I would recommend that you read it (and by that I mean buy it and then read it, because it's not free). Chris Carpenter is now well recognized for his online success. He is a 'pro' at this stuff. I am maybe some type of low-level wanna-be-pro. That means that he is making way more money than I am, and therefore his advice is better than mine. It certainly has more details.

Anyway, you're probably peeved by now since I haven't really explained anything. Okay, here's the deal: What Google Cash is essentially about is Google Adwords. That's the advertising program that puts the little ads on the right hand side of Google's search results pages (or SERPs as they're commonly called by the insider crowd). I'm sure you've seen plenty of those.

So here's what you do: Join an affiliate program and sign up for Adwords.
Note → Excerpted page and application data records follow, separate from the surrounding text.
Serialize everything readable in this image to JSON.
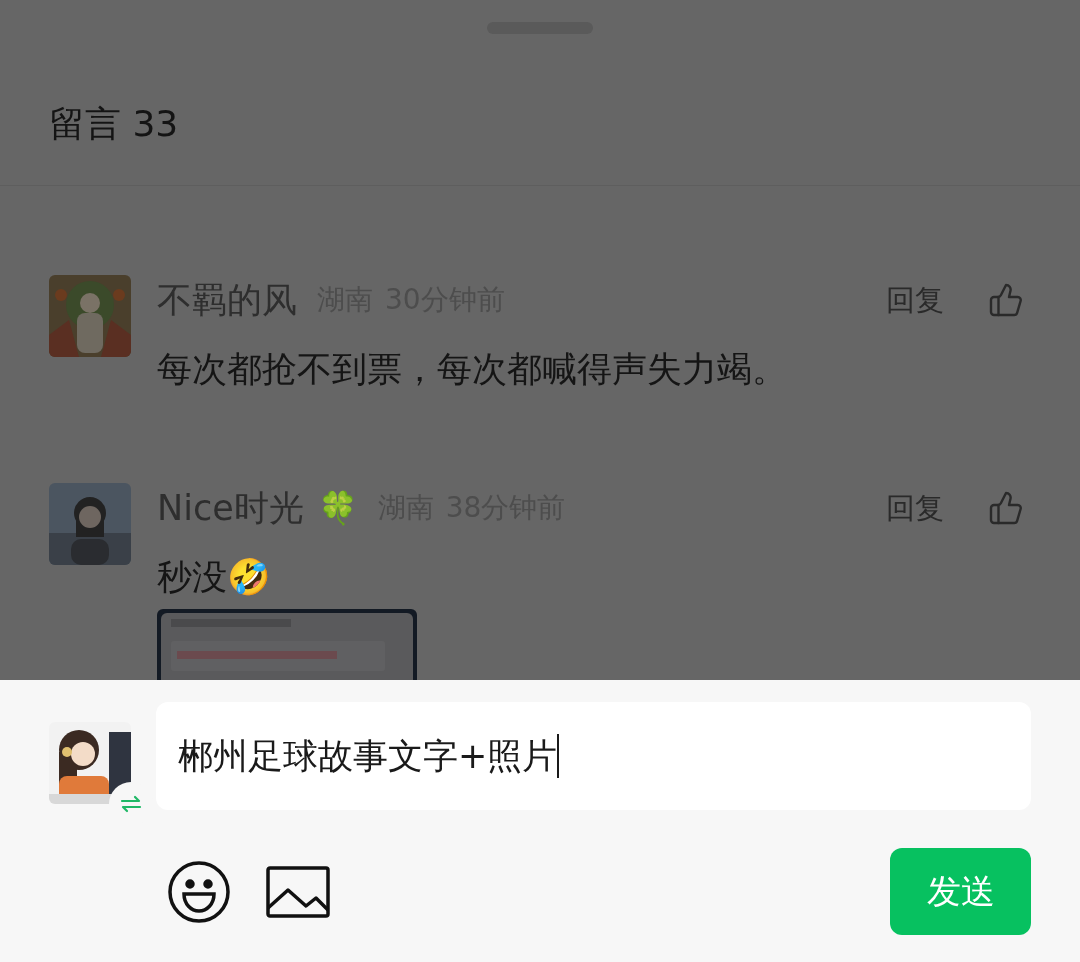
{
  "header": {
    "title": "留言 33"
  },
  "comments": [
    {
      "name": "不羁的风",
      "location": "湖南",
      "time": "30分钟前",
      "reply": "回复",
      "text": "每次都抢不到票，每次都喊得声失力竭。"
    },
    {
      "name": "Nice时光",
      "name_badge": "🍀",
      "location": "湖南",
      "time": "38分钟前",
      "reply": "回复",
      "text": "秒没🤣"
    }
  ],
  "composer": {
    "value": "郴州足球故事文字+照片",
    "send": "发送"
  }
}
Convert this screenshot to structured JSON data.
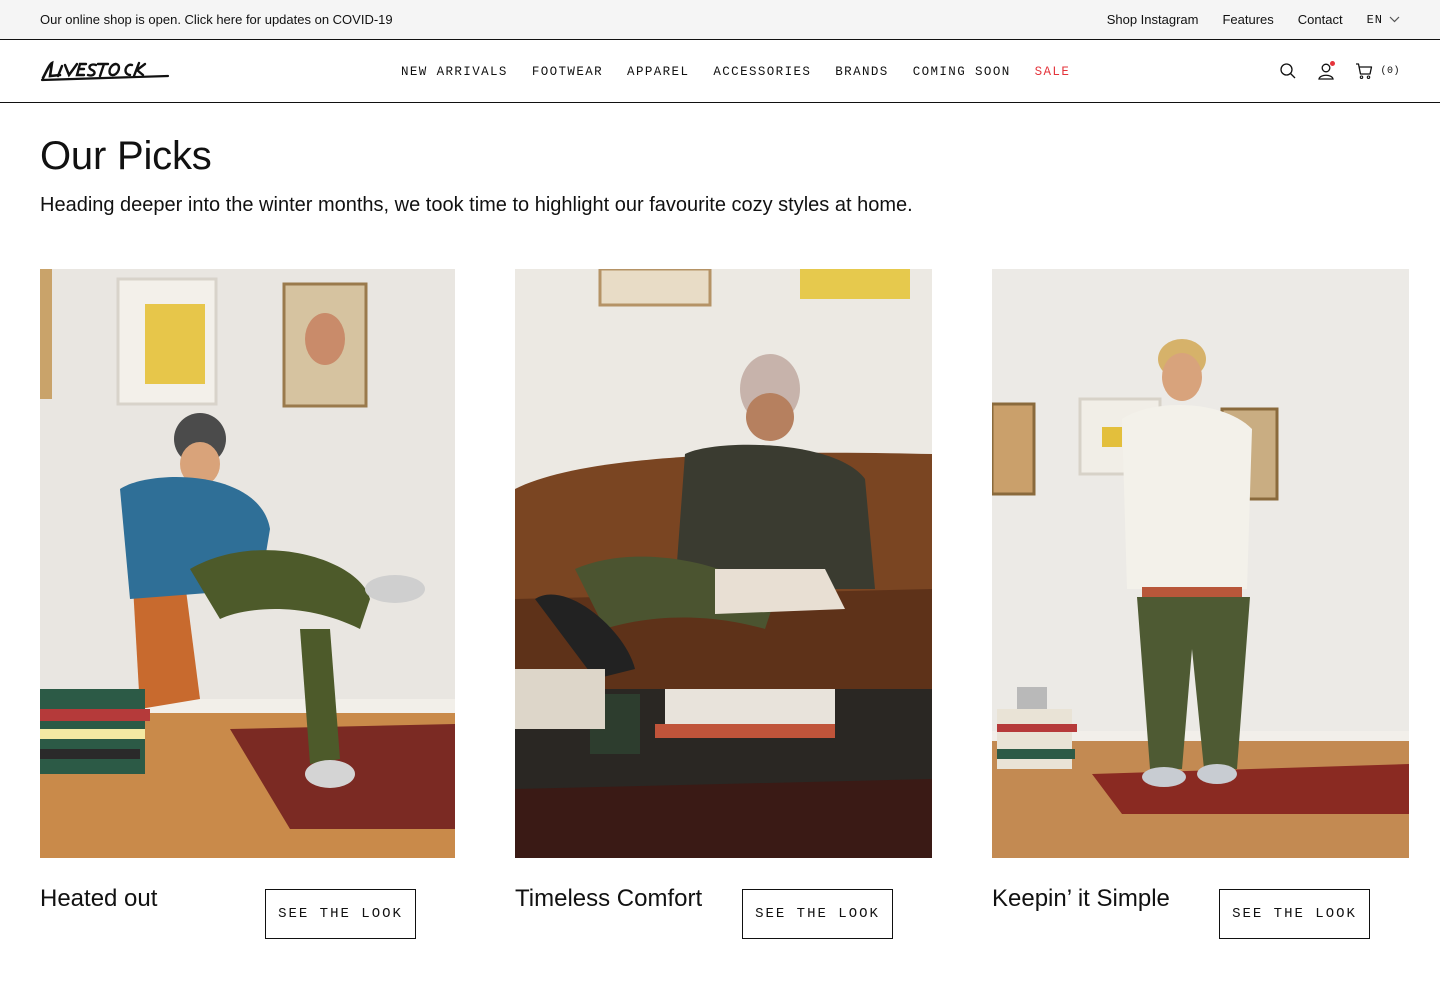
{
  "announcement": {
    "text": "Our online shop is open. Click here for updates on COVID-19",
    "links": [
      "Shop Instagram",
      "Features",
      "Contact"
    ],
    "language": "EN"
  },
  "header": {
    "nav": [
      "NEW ARRIVALS",
      "FOOTWEAR",
      "APPAREL",
      "ACCESSORIES",
      "BRANDS",
      "COMING SOON",
      "SALE"
    ],
    "cart_count": "(0)",
    "colors": {
      "sale": "#e4343b",
      "notification_dot": "#e4343b"
    }
  },
  "main": {
    "title": "Our Picks",
    "subtitle": "Heading deeper into the winter months, we took time to highlight our favourite cozy styles at home.",
    "cards": [
      {
        "caption": "Heated out",
        "button": "SEE THE LOOK"
      },
      {
        "caption": "Timeless Comfort",
        "button": "SEE THE LOOK"
      },
      {
        "caption": "Keepin’ it Simple",
        "button": "SEE THE LOOK"
      }
    ]
  }
}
With your free affiliate program and your $5 Adwords setup fee, you've paid your startup costs. Now, instead of posting your affiliate link on a web site, you put it in your Google ad. Basically, you take your campaign right to the source. Instead of waiting for people to find your site, where they may see your affiliate ad and click, you find people who are looking for what you sell and show them right to the door. When an interested party clicks on your ad, they're taken directly to your affiliate's site (and hopefully right to the page that has the product they're looking for). If they buy, you get paid.
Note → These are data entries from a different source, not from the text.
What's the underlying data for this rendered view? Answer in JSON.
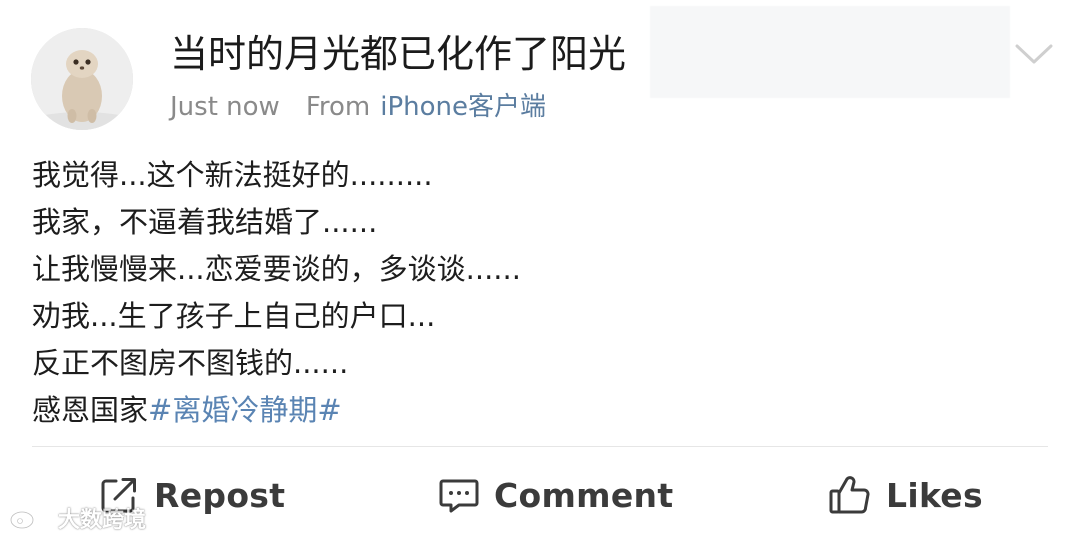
{
  "post": {
    "author": "当时的月光都已化作了阳光",
    "timestamp": "Just now",
    "source_prefix": "From",
    "source_client": "iPhone客户端",
    "body_lines": [
      "我觉得...这个新法挺好的.........",
      "我家，不逼着我结婚了......",
      "让我慢慢来...恋爱要谈的，多谈谈......",
      "劝我...生了孩子上自己的户口...",
      "反正不图房不图钱的......"
    ],
    "last_line_prefix": "感恩国家",
    "hashtag": "#离婚冷静期#"
  },
  "actions": {
    "repost_label": "Repost",
    "comment_label": "Comment",
    "like_label": "Likes"
  },
  "icons": {
    "menu": "chevron-down-icon",
    "repost": "repost-icon",
    "comment": "comment-icon",
    "like": "thumbs-up-icon"
  },
  "watermark": {
    "text": "大数跨境"
  },
  "colors": {
    "hashtag": "#5a84b3",
    "source_client": "#5b7da0",
    "meta": "#8a8a8a",
    "action_text": "#3b3b3b"
  }
}
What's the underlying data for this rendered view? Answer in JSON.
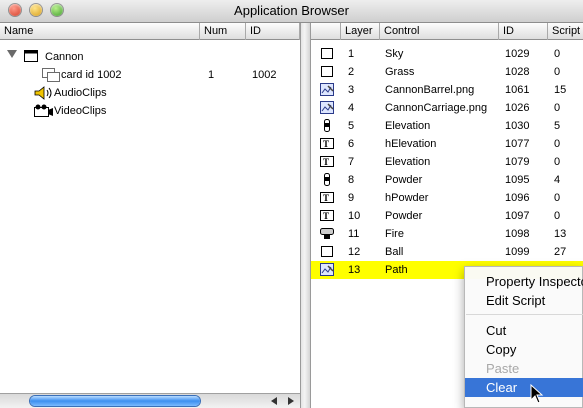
{
  "window": {
    "title": "Application Browser"
  },
  "left_pane": {
    "columns": [
      "Name",
      "Num",
      "ID"
    ],
    "tree": {
      "stack_name": "Cannon",
      "card": {
        "name": "card id 1002",
        "num": "1",
        "id": "1002"
      },
      "audio": "AudioClips",
      "video": "VideoClips"
    }
  },
  "right_pane": {
    "columns": [
      "Layer",
      "Control",
      "ID",
      "Script"
    ],
    "rows": [
      {
        "icon": "rectangle-icon",
        "layer": "1",
        "control": "Sky",
        "id": "1029",
        "script": "0"
      },
      {
        "icon": "rectangle-icon",
        "layer": "2",
        "control": "Grass",
        "id": "1028",
        "script": "0"
      },
      {
        "icon": "image-icon",
        "layer": "3",
        "control": "CannonBarrel.png",
        "id": "1061",
        "script": "15"
      },
      {
        "icon": "image-icon",
        "layer": "4",
        "control": "CannonCarriage.png",
        "id": "1026",
        "script": "0"
      },
      {
        "icon": "scrollbar-icon",
        "layer": "5",
        "control": "Elevation",
        "id": "1030",
        "script": "5"
      },
      {
        "icon": "text-field-icon",
        "layer": "6",
        "control": "hElevation",
        "id": "1077",
        "script": "0"
      },
      {
        "icon": "text-field-icon",
        "layer": "7",
        "control": "Elevation",
        "id": "1079",
        "script": "0"
      },
      {
        "icon": "scrollbar-icon",
        "layer": "8",
        "control": "Powder",
        "id": "1095",
        "script": "4"
      },
      {
        "icon": "text-field-icon",
        "layer": "9",
        "control": "hPowder",
        "id": "1096",
        "script": "0"
      },
      {
        "icon": "text-field-icon",
        "layer": "10",
        "control": "Powder",
        "id": "1097",
        "script": "0"
      },
      {
        "icon": "button-icon",
        "layer": "11",
        "control": "Fire",
        "id": "1098",
        "script": "13"
      },
      {
        "icon": "rectangle-icon",
        "layer": "12",
        "control": "Ball",
        "id": "1099",
        "script": "27"
      },
      {
        "icon": "image-icon",
        "layer": "13",
        "control": "Path",
        "id": "",
        "script": ""
      }
    ],
    "selected_row": 12,
    "selected_color": "#ffff00"
  },
  "context_menu": {
    "items": [
      {
        "label": "Property Inspector",
        "state": "normal"
      },
      {
        "label": "Edit Script",
        "state": "normal"
      },
      {
        "label": "Cut",
        "state": "normal"
      },
      {
        "label": "Copy",
        "state": "normal"
      },
      {
        "label": "Paste",
        "state": "disabled"
      },
      {
        "label": "Clear",
        "state": "highlighted"
      }
    ],
    "highlight_color": "#3875d7"
  }
}
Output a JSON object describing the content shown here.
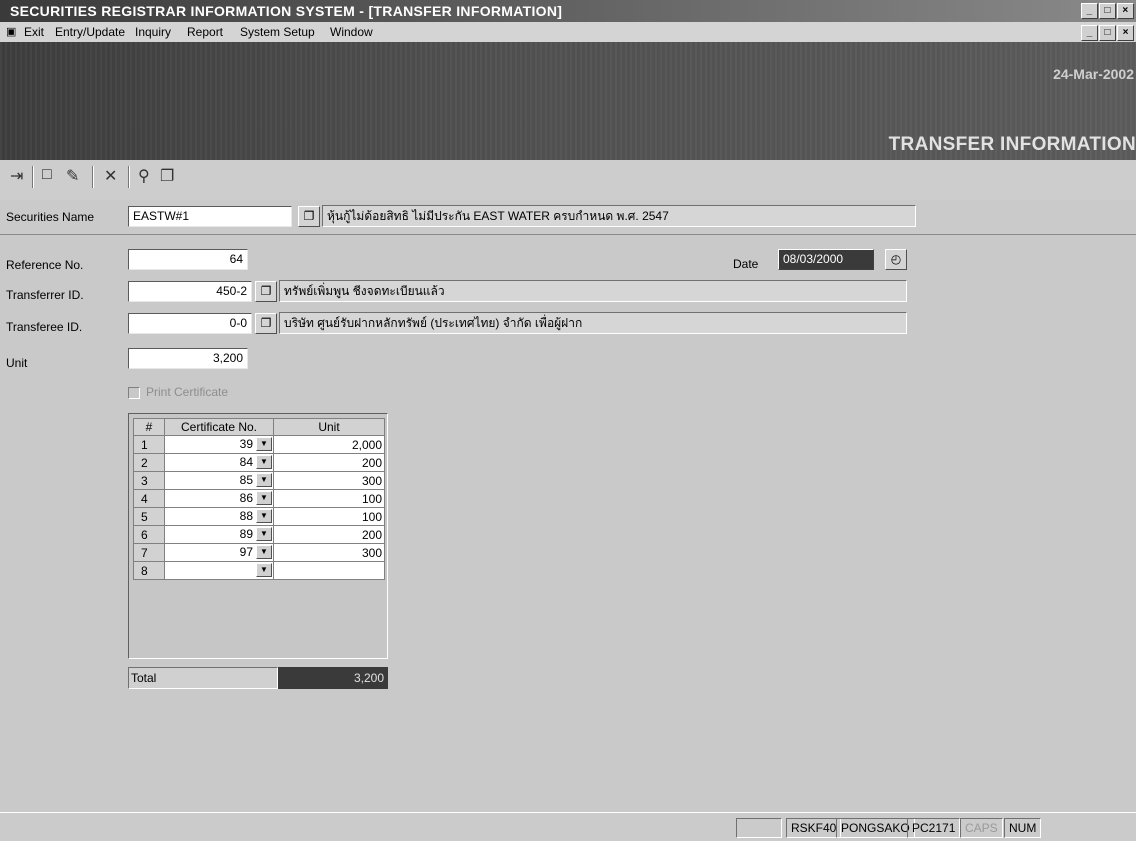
{
  "window": {
    "title": "SECURITIES REGISTRAR INFORMATION SYSTEM - [TRANSFER INFORMATION]",
    "min": "_",
    "max": "8",
    "close": "X"
  },
  "menu": {
    "items": [
      "Exit",
      "Entry/Update",
      "Inquiry",
      "Report",
      "System Setup",
      "Window"
    ]
  },
  "banner": {
    "date": "24-Mar-2002",
    "title": "TRANSFER INFORMATION"
  },
  "form": {
    "securities_name_label": "Securities Name",
    "securities_name": "EASTW#1",
    "securities_desc": "หุ้นกู้ไม่ด้อยสิทธิ ไม่มีประกัน EAST WATER ครบกำหนด พ.ศ. 2547",
    "reference_label": "Reference No.",
    "reference_no": "64",
    "date_label": "Date",
    "date": "08/03/2000",
    "transferrer_label": "Transferrer ID.",
    "transferrer_id": "450-2",
    "transferrer_desc": "ทรัพย์เพิ่มพูน ชีงจดทะเบียนแล้ว",
    "transferee_label": "Transferee ID.",
    "transferee_id": "0-0",
    "transferee_desc": "บริษัท ศูนย์รับฝากหลักทรัพย์ (ประเทศไทย) จำกัด เพื่อผู้ฝาก",
    "unit_label": "Unit",
    "unit": "3,200",
    "print_certificate_label": "Print Certificate"
  },
  "grid": {
    "headers": [
      "#",
      "Certificate No.",
      "Unit"
    ],
    "rows": [
      {
        "n": "1",
        "cert": "39",
        "unit": "2,000"
      },
      {
        "n": "2",
        "cert": "84",
        "unit": "200"
      },
      {
        "n": "3",
        "cert": "85",
        "unit": "300"
      },
      {
        "n": "4",
        "cert": "86",
        "unit": "100"
      },
      {
        "n": "5",
        "cert": "88",
        "unit": "100"
      },
      {
        "n": "6",
        "cert": "89",
        "unit": "200"
      },
      {
        "n": "7",
        "cert": "97",
        "unit": "300"
      },
      {
        "n": "8",
        "cert": "",
        "unit": ""
      }
    ],
    "total_label": "Total",
    "total": "3,200"
  },
  "status": {
    "cells": [
      "RSKF40",
      "PONGSAKO",
      "PC2171",
      "CAPS",
      "NUM"
    ]
  }
}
The only catch is that when they click, you pay, whether they buy or not. The minimum cost-per-click for Adwords is $0.05, but popular keywords can cost much more. I'll touch on how Adwords works later. For now, I will end this post by saying that you now know about the easiest affiliate marketing scheme that there is: The Google Cash system. Simply genius.

Wednesday, October 20, 2004

The Beginning

It always seems like the hardest part of writing is getting started. Once I have a few sentences, or a solid paragraph, things start flowing pretty smoothly. There may be some bumps along the way, even some difficult problems, but once I have some direction I can get through it.

I find that internet marketing, or at least profitable internet marketing, follows the same path as writing a paper. It's hard to get started. You need to do research. The first draft is usually crappy and should probably be rewritten (or at least edited thoroughly). On a positive note, it's about as hard (or as easy) as writing a paper. Anyone who knows about their subject can do it.

Better yet, there's never any due date for your marketing success (unless you have payments due...). Unlike a paper that you have to turn in, marketing strategies can always be tweaked, tested, and improved over time. Practice makes better.

That's why most people don't quit their day job to work online until they're already making money. Based on my own experience, I would recommend that course of action. I started getting into the internet money scene this past summer when I was out of school and out of work. I would have starved to death if I hadn't gained a sensible wife who has a real job.

Anyway, the point is that getting started can be difficult, and this blog is here to help. The internet makes tons of things easier, which is good and bad. Good because you now have hope of making money with your own business. Bad because everyone else does too (and that means everyone, even these people).

So be sure to check back soon. I plan on talking about the easiest affiliate marketing strategy there is for the next little while.